▽

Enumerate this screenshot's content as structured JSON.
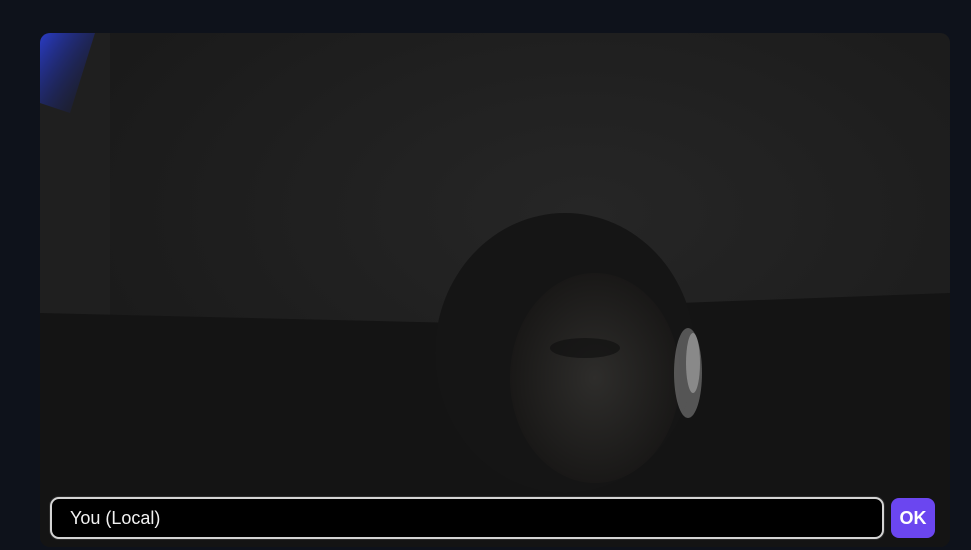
{
  "video": {
    "description_icon": "local-camera-feed",
    "accent_color": "#6b46f0"
  },
  "name_field": {
    "value": "You (Local)",
    "placeholder": ""
  },
  "ok_button": {
    "label": "OK"
  }
}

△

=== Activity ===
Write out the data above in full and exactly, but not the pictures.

=== Solution to this exercise ===
Enumerate this screenshot's content as structured JSON.
{
  "video": {
    "description_icon": "local-camera-feed",
    "accent_color": "#6b46f0"
  },
  "name_field": {
    "value": "You (Local)",
    "placeholder": ""
  },
  "ok_button": {
    "label": "OK"
  }
}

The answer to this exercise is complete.